Nitrogen cycling in shallow low oxygen coastal waters off Peru from nitrite and nitrate nitrogen and oxygen isotopes

Hu, H., Bourbonnais, A., Larkum, J., Bange, Hermann W. and Altabet, M. A. (2016) Nitrogen cycling in shallow low oxygen coastal waters off Peru from nitrite and nitrate nitrogen and oxygen isotopes Biogeosciences (BG), 13 (5). pp. 1453-1468. DOI 10.5194/bg-13-1453-2016.

[img]
Preview
Text
bg-13-1453-2016.pdf - Published Version
Available under License ["licenses_description_cc_by_3.0" not defined].

Download (2746Kb) | Preview

Supplementary data:

Abstract

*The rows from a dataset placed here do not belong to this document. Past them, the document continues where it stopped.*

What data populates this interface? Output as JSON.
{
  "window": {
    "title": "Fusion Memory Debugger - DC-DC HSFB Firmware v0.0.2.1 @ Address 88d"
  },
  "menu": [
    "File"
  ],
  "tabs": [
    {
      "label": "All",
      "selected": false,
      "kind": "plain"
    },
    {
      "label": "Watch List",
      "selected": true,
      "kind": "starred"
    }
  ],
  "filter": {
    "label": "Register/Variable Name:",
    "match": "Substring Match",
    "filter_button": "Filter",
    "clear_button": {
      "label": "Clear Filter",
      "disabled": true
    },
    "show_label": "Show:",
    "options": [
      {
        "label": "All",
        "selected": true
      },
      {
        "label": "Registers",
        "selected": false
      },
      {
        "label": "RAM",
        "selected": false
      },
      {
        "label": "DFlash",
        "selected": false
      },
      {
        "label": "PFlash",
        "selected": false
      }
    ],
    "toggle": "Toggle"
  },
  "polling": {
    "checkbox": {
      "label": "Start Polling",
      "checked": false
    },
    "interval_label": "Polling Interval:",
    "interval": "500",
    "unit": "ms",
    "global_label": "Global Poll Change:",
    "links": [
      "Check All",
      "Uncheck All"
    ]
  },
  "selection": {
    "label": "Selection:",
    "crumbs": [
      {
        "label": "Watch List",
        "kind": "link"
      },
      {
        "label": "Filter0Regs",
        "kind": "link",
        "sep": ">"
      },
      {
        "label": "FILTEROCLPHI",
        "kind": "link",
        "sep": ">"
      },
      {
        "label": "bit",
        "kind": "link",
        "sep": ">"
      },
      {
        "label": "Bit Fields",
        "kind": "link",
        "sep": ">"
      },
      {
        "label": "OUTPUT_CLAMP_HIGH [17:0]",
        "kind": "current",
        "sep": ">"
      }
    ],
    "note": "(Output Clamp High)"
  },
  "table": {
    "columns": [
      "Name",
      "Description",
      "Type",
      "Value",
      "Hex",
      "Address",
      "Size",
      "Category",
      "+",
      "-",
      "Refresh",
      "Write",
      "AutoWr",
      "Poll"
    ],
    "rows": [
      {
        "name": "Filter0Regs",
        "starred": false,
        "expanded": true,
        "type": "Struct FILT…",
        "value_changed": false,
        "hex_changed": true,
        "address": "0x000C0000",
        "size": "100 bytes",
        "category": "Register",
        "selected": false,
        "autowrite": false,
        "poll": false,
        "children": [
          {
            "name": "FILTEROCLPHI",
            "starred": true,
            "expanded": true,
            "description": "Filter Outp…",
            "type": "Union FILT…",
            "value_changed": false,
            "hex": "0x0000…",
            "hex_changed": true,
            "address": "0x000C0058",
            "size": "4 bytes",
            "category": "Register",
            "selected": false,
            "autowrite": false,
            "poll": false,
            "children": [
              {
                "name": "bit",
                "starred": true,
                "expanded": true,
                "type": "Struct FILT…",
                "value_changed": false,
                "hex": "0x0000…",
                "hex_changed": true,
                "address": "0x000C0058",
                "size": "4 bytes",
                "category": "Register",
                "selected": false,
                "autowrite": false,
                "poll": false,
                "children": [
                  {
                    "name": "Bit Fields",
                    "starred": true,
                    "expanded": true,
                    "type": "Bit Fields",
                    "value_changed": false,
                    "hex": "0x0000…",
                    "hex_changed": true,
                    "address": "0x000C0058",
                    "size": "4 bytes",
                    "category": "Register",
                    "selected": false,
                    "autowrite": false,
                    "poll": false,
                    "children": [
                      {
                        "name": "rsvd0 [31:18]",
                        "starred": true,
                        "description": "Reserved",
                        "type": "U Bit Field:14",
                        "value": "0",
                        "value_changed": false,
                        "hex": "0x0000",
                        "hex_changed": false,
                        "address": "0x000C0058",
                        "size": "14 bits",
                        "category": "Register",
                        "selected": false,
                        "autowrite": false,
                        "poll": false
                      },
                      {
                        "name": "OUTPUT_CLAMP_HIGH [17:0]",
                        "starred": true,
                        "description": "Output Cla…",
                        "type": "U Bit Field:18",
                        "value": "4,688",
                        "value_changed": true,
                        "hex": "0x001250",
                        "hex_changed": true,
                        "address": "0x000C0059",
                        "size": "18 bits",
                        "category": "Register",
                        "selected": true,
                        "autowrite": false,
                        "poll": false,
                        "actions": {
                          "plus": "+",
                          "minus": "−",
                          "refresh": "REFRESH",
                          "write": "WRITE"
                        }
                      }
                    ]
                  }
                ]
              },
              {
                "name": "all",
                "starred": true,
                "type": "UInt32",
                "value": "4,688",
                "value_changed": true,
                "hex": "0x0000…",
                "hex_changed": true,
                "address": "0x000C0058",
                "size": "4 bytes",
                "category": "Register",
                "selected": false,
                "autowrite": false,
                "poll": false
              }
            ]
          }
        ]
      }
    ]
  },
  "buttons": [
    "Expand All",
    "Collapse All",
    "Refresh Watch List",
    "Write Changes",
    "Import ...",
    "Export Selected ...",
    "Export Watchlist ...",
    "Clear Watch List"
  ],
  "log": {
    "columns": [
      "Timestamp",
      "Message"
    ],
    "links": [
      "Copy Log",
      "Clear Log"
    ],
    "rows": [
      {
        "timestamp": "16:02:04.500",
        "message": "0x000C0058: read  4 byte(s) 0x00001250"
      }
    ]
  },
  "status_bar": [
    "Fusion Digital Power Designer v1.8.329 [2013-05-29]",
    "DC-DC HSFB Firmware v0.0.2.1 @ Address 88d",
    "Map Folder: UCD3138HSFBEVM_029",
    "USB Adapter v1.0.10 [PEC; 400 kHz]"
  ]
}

O2 minimum zones (OMZ) of the world's oceans are important locations for microbial dissimilatory NO3- reduction and subsequent loss of combined nitrogen (N) to biogenic N2 gas. This is particularly so when the OMZ is coupled to a region of high productivity leading to high rates of N-loss as found in the coastal upwelling region off Peru. Stable N isotope ratios (and O in the case of NO3- and NO2-) can be used as natural tracers of OMZ N-cycling because of distinct kinetic isotope effects associated with microbially-mediated N-cycle transformations. Here we present NO2- and NO3- stable isotope data from the nearshore upwelling region off Callao, Peru. Subsurface O2 was generally depleted below about 30 m depth with O2 less than 10 μM, while NO2- concentrations were high, ranging from 6 to 10 μM and NO3- was in places strongly depleted to near 0 μM. We observed for the first time, a positive linear relationship between NO2- δ15N and δ18O at our coastal stations, analogous to that of NO3- N and O isotopes during assimilatory and dissimilatory reduction. This relationship is likely the result of rapid NO2- turnover due to higher organic matter flux in these coastal upwelling waters. No such relationship was observed at offshore stations where slower turnover of NO2- facilitates dominance of isotope exchange with water. We also evaluate the overall isotope fractionation effect for N-loss in this system using several approaches that vary in their underlying assumptions. While there are differences in apparent fractionation factor (ε) for N-loss as calculated from the δ15N of [NO3-], DIN, or biogenic N2, values for ε are generally much lower than previously reported, reaching as low as 6.5‰. A possible explanation is the influence of sedimentary N-loss at our inshore stations which incurs highly suppressed isotope fractionation.

Document Type: Article
Additional Information: WOS:000372082500006
Keywords: ANAEROBIC AMMONIUM OXIDATION; TROPICAL NORTH PACIFIC; MINIMUM ZONE; SOUTH-PACIFIC; ARABIAN SEA; FRESH-WATER; INORGANIC NITROGEN; DENITRIFIER METHOD; ANAMMOX BACTERIA; DEFICIENT WATERS; RV Meteor; M91
Research affiliation: OceanRep > SFB 754 > B4
OceanRep > SFB 754
OceanRep > GEOMAR > FB2 Marine Biogeochemistry > FB2-CH Chemical Oceanography
Refereed: Yes
DOI etc.: 10.5194/bg-13-1453-2016
ISSN: 1726-4170
Related URLs:
Projects: SOPRAN, SFB754
Expeditions/Models:
Date Deposited: 22 Dec 2015 13:04
Last Modified: 19 Dec 2017 12:48
URI: http://eprints.uni-kiel.de/id/eprint/30742

Actions (login required)

View Item View Item

Document Downloads

More statistics for this item...